Maintenance and repair contracts are for those who do routine maintenance work or perform one-time repairs. The contracts describe what works needs to be done, outlines payment schedules, defines terms for termination of work, and more.

What type of work are Maintenance Contracts for?

Maintenance Contracts are for those who do routine maintenance work. For example, every Monday morning ABC Landscaping mows lawns, weeds flower beds and trims the edges for a company or individual. The amount of work to be performed is agreed upon in advance as is the price.

Examples of work that Maintenance Contracts may include:

  • HVAC seasonal maintenance
  • Pool cleaning
  • Snow removal
  • Landscaping
  • Routine IT tasks
  • Window cleaning
  • Office or business cleaning
  • Grounds maintenance

While these contracts are for regularly scheduled work, it does have provisions for how to handle one-time work such as replacing bad equipment or extra work that may only occur every few years or so.

How do I cancel a Maintenance Contract?

If you want to get out of a contract, you'll first need to review your original contract. Your contract will usually explain how a contract can be terminated. You may be able to cancel without penalty during a grace period or with adequate notice. Some contracts may quit if you discontinue payment; however, you must carefully review your contract before you stop paying since you may incur late fees and/or have to pay in one lump sum the remainder of your contract.

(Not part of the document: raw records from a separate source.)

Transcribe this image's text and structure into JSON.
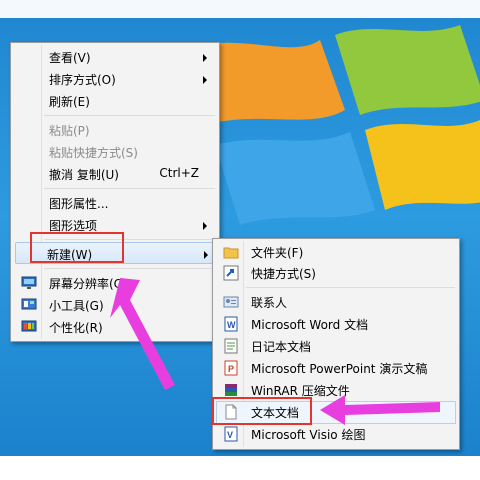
{
  "context_menu": {
    "items": [
      {
        "label": "查看(V)",
        "submenu": true,
        "disabled": false
      },
      {
        "label": "排序方式(O)",
        "submenu": true,
        "disabled": false
      },
      {
        "label": "刷新(E)",
        "submenu": false,
        "disabled": false
      },
      {
        "label": "粘贴(P)",
        "submenu": false,
        "disabled": true
      },
      {
        "label": "粘贴快捷方式(S)",
        "submenu": false,
        "disabled": true
      },
      {
        "label": "撤消 复制(U)",
        "shortcut": "Ctrl+Z",
        "submenu": false,
        "disabled": false
      },
      {
        "label": "图形属性...",
        "submenu": false,
        "disabled": false
      },
      {
        "label": "图形选项",
        "submenu": true,
        "disabled": false
      },
      {
        "label": "新建(W)",
        "submenu": true,
        "disabled": false,
        "highlighted": true
      },
      {
        "label": "屏幕分辨率(C)",
        "icon": "display-icon"
      },
      {
        "label": "小工具(G)",
        "icon": "gadgets-icon"
      },
      {
        "label": "个性化(R)",
        "icon": "personalize-icon"
      }
    ]
  },
  "new_submenu": {
    "items": [
      {
        "label": "文件夹(F)",
        "icon": "folder-icon"
      },
      {
        "label": "快捷方式(S)",
        "icon": "shortcut-icon"
      },
      {
        "label": "联系人",
        "icon": "contact-icon"
      },
      {
        "label": "Microsoft Word 文档",
        "icon": "word-doc-icon"
      },
      {
        "label": "日记本文档",
        "icon": "journal-icon"
      },
      {
        "label": "Microsoft PowerPoint 演示文稿",
        "icon": "powerpoint-icon"
      },
      {
        "label": "WinRAR 压缩文件",
        "icon": "winrar-icon"
      },
      {
        "label": "文本文档",
        "icon": "text-doc-icon",
        "highlighted": true
      },
      {
        "label": "Microsoft Visio 绘图",
        "icon": "visio-icon"
      }
    ]
  },
  "annotations": {
    "box_color": "#e3352b",
    "arrow_color": "#e83ee0"
  }
}
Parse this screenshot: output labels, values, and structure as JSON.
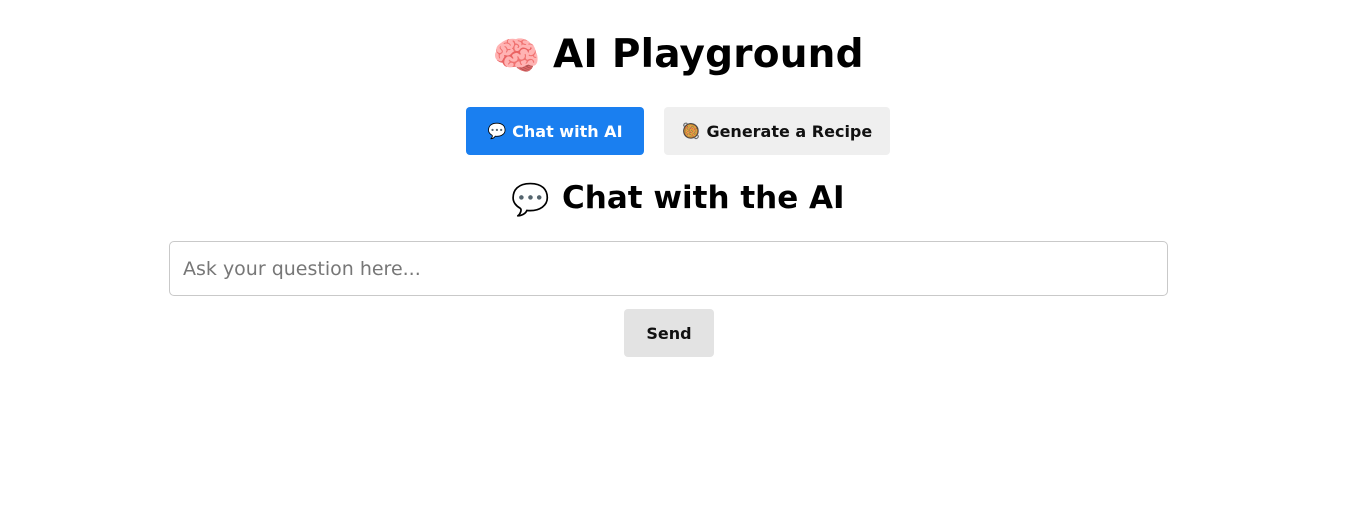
{
  "header": {
    "icon": "🧠",
    "icon_name": "brain-icon",
    "title": "AI Playground"
  },
  "tabs": [
    {
      "icon": "💬",
      "icon_name": "speech-bubble-icon",
      "label": "Chat with AI",
      "active": true
    },
    {
      "icon": "🥘",
      "icon_name": "food-pan-icon",
      "label": "Generate a Recipe",
      "active": false
    }
  ],
  "chat": {
    "icon": "💬",
    "icon_name": "speech-bubble-icon",
    "heading": "Chat with the AI",
    "input_placeholder": "Ask your question here...",
    "input_value": "",
    "send_label": "Send"
  },
  "colors": {
    "accent": "#1a7ff0",
    "inactive_tab": "#efefef",
    "send_button": "#e3e3e3"
  }
}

How to get out of a contract:

  • Review the quit terms in your contract. Apply those if necessary in writing.
  • Ask. If you cannot fulfill your part of the contract the other party may let you out (like if you can no longer pay).
  • Pay them a portion of the remainder of the contract. If you cannot pay for the remainder of the contract, they may be willing to take partial payment (cheaper than going to court).
  • Work with a mediator. A mediator can help the contract dispute be resolved out of court. This step may be required as part of your contract.
  • If you are the one providing the service, offer to find them a replacement service to fulfill your duties.
  • If you are being sued for breaching a contract, you may want to hire a lawyer to help you navigate your next steps.

Can a repair contract include an option to apply a Mechanic's Lien?

Yes. Quite often repair contracts include an option to apply a Mechanic's Lien. "In-possession" Mechanic's Liens are common. For example, if you drop off a ring to be repaired by a jeweler, but you don't pay or pick up the ring within a certain amount of time (they have possession of the ring). In this case, your jeweler will most likely sell your ring to recoup their costs. This option is written into the original sales contract. Most of us are aware of this type of lien and can and should write it into our repair contracts.

"Non-possession" Mechanic's Liens are a bit different. If you performed repairs on a customer's property but do not have possession of the property, you can apply a 'non-possession" type lien. In this case, you most often have to file with the local courts to enforce a Mechanic's Lien against the property. If the client doesn't pay you may be allowed to reclaim the improved property. For example, if you put in new kitchen cabinets and are not paid, you may be able to take the new cabinets out of the kitchen to help recoup your costs.